Not in the way the army thinks we are, anyway. The armed forces takes people from all walks of life and sculpts them into warriors. Civilians never experience that type of discipline unless it is self-imposed. Even then, the duties a civilian performs throughout the day are not as challenging as what you do within the first 15 minutes of waking at the barracks. Further, I understand that there are few correct options to choose from in the military, and most of the time you don’t have the luxury of paving your own way. You do the thing because you have to, correctly, every single day.
Still, many civilians work two or three jobs to make ends meet, walk the dog, take care of the children, make dinner, and handle everything else that comes up in life. Just because a civilian has a foreign set of priorities does not mean they are performing at a suboptimal level.

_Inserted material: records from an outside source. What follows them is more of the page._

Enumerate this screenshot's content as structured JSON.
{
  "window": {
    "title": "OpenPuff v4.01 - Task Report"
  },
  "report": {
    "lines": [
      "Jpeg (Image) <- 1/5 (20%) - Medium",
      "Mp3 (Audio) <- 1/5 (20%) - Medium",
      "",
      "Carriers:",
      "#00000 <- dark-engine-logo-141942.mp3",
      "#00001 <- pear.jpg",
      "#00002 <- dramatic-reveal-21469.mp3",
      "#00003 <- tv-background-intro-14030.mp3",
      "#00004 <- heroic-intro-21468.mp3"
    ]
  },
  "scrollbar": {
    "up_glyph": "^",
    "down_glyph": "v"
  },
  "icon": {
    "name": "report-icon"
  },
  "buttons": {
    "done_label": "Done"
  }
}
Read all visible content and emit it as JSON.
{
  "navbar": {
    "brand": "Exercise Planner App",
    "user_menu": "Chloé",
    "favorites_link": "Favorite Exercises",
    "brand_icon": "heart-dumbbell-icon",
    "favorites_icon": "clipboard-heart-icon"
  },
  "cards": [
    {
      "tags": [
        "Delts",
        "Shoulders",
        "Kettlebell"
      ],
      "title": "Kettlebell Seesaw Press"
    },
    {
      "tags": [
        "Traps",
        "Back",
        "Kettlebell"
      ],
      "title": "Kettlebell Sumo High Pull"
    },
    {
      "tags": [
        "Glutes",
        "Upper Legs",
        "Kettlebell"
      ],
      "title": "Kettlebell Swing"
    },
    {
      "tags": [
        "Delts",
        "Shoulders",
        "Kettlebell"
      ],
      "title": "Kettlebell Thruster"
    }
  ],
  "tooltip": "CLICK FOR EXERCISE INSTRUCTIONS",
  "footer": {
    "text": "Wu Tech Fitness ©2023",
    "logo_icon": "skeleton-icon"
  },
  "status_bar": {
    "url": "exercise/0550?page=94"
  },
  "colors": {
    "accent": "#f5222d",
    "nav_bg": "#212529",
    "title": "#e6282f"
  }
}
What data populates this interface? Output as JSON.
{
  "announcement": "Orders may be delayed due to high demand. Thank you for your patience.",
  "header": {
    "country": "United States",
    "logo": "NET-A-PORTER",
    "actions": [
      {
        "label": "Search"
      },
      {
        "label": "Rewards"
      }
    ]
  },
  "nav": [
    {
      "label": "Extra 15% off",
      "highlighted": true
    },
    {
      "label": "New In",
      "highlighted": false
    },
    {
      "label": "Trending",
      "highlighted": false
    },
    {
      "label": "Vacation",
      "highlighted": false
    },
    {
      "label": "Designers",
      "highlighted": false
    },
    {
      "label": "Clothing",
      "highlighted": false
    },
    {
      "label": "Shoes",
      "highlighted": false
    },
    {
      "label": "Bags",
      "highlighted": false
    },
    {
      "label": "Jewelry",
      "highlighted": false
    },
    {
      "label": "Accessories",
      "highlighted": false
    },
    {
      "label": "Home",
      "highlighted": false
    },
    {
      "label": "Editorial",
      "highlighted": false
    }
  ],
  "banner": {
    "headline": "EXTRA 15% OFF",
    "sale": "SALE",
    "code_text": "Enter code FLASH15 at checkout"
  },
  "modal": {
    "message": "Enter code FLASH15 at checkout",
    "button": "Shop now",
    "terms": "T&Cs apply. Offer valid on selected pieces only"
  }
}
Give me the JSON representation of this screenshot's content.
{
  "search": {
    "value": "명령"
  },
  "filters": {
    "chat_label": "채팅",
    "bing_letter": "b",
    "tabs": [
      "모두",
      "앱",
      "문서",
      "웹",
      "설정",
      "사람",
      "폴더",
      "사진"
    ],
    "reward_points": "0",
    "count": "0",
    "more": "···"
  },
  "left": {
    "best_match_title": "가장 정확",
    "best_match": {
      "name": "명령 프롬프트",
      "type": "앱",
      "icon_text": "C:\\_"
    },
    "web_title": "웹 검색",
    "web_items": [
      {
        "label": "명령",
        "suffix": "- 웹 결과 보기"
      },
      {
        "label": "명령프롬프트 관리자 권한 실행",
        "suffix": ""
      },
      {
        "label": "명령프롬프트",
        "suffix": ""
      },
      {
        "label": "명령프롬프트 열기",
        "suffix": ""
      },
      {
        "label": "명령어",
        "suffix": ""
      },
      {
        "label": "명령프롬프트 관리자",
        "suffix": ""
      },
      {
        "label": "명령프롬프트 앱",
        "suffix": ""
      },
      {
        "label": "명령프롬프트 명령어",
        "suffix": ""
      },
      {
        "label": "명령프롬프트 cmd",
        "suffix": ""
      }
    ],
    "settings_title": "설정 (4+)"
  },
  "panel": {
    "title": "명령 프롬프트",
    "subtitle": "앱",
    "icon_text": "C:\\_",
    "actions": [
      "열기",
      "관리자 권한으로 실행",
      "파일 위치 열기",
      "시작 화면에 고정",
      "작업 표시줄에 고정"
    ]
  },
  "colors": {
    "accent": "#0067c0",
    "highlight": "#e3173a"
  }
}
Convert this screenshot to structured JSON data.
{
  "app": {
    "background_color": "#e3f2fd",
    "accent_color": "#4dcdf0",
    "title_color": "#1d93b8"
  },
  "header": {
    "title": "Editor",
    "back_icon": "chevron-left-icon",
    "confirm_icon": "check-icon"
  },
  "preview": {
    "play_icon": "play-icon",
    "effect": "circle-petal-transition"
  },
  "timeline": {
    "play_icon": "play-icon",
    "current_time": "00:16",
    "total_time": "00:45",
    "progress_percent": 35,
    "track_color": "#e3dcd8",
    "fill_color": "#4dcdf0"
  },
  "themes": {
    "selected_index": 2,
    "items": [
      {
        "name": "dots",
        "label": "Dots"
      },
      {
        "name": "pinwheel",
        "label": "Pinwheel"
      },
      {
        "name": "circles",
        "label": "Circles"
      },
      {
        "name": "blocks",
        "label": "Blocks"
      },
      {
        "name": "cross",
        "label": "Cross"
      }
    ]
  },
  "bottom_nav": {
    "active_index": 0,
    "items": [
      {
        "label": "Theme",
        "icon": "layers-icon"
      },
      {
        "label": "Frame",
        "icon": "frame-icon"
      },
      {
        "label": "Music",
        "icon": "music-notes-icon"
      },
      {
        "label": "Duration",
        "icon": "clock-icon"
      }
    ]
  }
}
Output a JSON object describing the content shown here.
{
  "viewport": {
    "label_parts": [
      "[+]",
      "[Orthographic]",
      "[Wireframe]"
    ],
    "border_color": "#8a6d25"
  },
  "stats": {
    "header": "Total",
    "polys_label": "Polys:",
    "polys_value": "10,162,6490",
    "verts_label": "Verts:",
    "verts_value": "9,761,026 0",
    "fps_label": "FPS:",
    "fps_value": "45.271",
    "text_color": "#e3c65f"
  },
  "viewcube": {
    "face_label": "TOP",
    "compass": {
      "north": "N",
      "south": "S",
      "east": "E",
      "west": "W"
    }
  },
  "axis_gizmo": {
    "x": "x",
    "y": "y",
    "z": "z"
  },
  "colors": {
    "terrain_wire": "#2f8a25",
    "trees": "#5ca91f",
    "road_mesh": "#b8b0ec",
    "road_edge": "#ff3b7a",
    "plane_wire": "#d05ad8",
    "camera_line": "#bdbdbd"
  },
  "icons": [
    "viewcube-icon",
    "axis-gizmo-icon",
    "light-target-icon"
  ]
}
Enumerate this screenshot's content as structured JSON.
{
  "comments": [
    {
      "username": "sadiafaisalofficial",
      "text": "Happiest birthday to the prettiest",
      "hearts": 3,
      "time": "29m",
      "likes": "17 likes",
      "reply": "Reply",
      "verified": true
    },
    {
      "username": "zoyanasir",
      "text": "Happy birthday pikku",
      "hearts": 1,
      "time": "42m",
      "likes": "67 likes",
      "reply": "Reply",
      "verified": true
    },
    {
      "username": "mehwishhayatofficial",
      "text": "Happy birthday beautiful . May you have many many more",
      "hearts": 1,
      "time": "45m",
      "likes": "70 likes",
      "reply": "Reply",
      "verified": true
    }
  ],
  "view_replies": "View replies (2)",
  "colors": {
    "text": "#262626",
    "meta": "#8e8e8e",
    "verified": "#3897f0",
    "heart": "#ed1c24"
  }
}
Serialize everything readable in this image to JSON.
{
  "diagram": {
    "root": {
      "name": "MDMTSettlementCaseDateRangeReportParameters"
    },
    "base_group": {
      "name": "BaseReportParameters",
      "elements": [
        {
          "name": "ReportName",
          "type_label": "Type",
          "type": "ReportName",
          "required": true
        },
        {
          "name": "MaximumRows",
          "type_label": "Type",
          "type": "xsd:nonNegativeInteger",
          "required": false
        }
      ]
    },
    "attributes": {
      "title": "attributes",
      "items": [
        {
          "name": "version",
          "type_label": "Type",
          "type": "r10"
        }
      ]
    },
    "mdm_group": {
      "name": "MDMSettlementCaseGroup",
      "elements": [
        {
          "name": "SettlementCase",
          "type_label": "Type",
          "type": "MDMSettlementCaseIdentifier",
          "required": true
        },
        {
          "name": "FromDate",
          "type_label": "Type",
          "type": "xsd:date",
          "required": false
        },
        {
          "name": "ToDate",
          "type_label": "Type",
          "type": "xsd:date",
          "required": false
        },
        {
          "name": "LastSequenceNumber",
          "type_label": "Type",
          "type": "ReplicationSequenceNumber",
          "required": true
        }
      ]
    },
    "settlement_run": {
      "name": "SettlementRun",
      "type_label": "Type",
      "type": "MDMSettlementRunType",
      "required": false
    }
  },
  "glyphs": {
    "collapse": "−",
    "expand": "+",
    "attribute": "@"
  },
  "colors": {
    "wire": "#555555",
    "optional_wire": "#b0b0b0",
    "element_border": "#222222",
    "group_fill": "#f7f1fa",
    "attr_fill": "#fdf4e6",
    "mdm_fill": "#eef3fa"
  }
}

What the army may also consider a lack of drive or motivation, such as getting stuck at a dead-end job and never striving for anything greater, may simply be how that person is dealing with life as it is now. Beneath the surface, though, they are planning for greatness in a creative way unique to them.
Well, most of us civilians are anyway.